Having found the line that holds "Parse this screenshot: output", give that line and all lines after it again, word for word, through the end of the data below.

RECORDS SUPPLIED:
===============

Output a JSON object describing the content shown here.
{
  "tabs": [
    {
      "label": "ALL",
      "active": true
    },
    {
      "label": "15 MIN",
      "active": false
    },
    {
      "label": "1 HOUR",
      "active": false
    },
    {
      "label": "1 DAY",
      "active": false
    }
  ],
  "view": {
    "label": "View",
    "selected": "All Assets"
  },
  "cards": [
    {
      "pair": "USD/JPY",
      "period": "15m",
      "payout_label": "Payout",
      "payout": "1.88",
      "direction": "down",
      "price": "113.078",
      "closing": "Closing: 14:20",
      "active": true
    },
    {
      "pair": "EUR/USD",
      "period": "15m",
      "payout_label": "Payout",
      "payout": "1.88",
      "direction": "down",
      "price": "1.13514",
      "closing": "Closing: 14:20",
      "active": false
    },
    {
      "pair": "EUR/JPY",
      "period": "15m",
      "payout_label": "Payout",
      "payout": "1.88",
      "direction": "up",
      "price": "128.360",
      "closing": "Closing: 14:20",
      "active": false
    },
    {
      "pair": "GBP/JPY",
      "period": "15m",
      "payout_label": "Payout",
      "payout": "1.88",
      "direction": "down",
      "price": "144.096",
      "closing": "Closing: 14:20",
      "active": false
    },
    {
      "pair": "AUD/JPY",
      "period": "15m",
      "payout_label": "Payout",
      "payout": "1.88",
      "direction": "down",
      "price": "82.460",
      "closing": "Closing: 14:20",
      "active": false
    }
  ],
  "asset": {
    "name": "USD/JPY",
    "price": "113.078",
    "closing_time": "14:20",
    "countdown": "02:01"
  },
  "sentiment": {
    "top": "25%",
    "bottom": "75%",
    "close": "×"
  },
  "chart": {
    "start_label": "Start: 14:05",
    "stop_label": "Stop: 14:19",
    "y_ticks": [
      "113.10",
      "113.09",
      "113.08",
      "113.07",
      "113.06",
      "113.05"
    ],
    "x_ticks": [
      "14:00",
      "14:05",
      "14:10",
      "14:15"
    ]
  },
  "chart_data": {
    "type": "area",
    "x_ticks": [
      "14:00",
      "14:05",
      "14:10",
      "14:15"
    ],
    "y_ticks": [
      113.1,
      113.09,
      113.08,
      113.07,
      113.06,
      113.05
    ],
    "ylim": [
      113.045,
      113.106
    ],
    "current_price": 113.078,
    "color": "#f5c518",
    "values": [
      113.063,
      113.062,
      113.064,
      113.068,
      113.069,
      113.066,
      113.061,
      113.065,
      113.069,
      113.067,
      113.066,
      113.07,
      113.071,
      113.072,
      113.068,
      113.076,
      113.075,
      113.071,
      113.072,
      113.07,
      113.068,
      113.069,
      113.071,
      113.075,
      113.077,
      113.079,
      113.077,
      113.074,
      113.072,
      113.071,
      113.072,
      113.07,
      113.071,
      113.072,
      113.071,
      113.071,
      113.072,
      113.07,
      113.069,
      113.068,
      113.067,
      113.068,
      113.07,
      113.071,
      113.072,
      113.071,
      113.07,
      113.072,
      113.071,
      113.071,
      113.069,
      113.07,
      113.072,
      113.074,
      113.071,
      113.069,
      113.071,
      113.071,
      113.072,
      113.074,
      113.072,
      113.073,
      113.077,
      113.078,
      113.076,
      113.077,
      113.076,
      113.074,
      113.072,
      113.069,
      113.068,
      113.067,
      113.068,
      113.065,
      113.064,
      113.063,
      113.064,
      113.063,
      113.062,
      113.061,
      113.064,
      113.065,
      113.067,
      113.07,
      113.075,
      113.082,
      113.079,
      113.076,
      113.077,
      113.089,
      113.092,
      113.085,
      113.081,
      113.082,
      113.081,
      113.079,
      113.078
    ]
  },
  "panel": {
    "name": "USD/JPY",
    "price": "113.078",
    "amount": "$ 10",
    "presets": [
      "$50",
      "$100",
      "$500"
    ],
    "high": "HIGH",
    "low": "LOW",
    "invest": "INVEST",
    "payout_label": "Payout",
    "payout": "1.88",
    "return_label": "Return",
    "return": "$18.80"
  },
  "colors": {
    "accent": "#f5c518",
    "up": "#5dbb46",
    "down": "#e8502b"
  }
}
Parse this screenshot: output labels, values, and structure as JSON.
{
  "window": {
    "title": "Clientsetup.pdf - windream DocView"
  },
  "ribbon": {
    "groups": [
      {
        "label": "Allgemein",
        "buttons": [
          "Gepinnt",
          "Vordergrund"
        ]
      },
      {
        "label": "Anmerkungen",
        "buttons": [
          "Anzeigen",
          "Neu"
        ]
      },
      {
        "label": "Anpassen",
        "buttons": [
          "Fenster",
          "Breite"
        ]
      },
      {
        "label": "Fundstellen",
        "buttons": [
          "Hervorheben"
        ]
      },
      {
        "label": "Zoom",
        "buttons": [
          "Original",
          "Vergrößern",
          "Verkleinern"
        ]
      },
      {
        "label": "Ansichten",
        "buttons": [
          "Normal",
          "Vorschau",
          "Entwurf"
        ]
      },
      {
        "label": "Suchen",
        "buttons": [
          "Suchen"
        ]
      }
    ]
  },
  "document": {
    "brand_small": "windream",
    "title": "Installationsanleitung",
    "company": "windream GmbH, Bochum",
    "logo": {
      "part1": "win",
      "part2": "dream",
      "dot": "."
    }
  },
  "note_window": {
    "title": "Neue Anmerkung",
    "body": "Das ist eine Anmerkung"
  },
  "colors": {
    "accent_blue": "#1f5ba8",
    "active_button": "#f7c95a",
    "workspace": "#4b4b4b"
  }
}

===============

SOLUTION BELOW:
Parse this screenshot: output labels, values, and structure as JSON.
{
  "window": {
    "title": "Clientsetup.pdf - windream DocView"
  },
  "ribbon": {
    "groups": [
      {
        "label": "Allgemein",
        "buttons": [
          "Gepinnt",
          "Vordergrund"
        ]
      },
      {
        "label": "Anmerkungen",
        "buttons": [
          "Anzeigen",
          "Neu"
        ]
      },
      {
        "label": "Anpassen",
        "buttons": [
          "Fenster",
          "Breite"
        ]
      },
      {
        "label": "Fundstellen",
        "buttons": [
          "Hervorheben"
        ]
      },
      {
        "label": "Zoom",
        "buttons": [
          "Original",
          "Vergrößern",
          "Verkleinern"
        ]
      },
      {
        "label": "Ansichten",
        "buttons": [
          "Normal",
          "Vorschau",
          "Entwurf"
        ]
      },
      {
        "label": "Suchen",
        "buttons": [
          "Suchen"
        ]
      }
    ]
  },
  "document": {
    "brand_small": "windream",
    "title": "Installationsanleitung",
    "company": "windream GmbH, Bochum",
    "logo": {
      "part1": "win",
      "part2": "dream",
      "dot": "."
    }
  },
  "note_window": {
    "title": "Neue Anmerkung",
    "body": "Das ist eine Anmerkung"
  },
  "colors": {
    "accent_blue": "#1f5ba8",
    "active_button": "#f7c95a",
    "workspace": "#4b4b4b"
  }
}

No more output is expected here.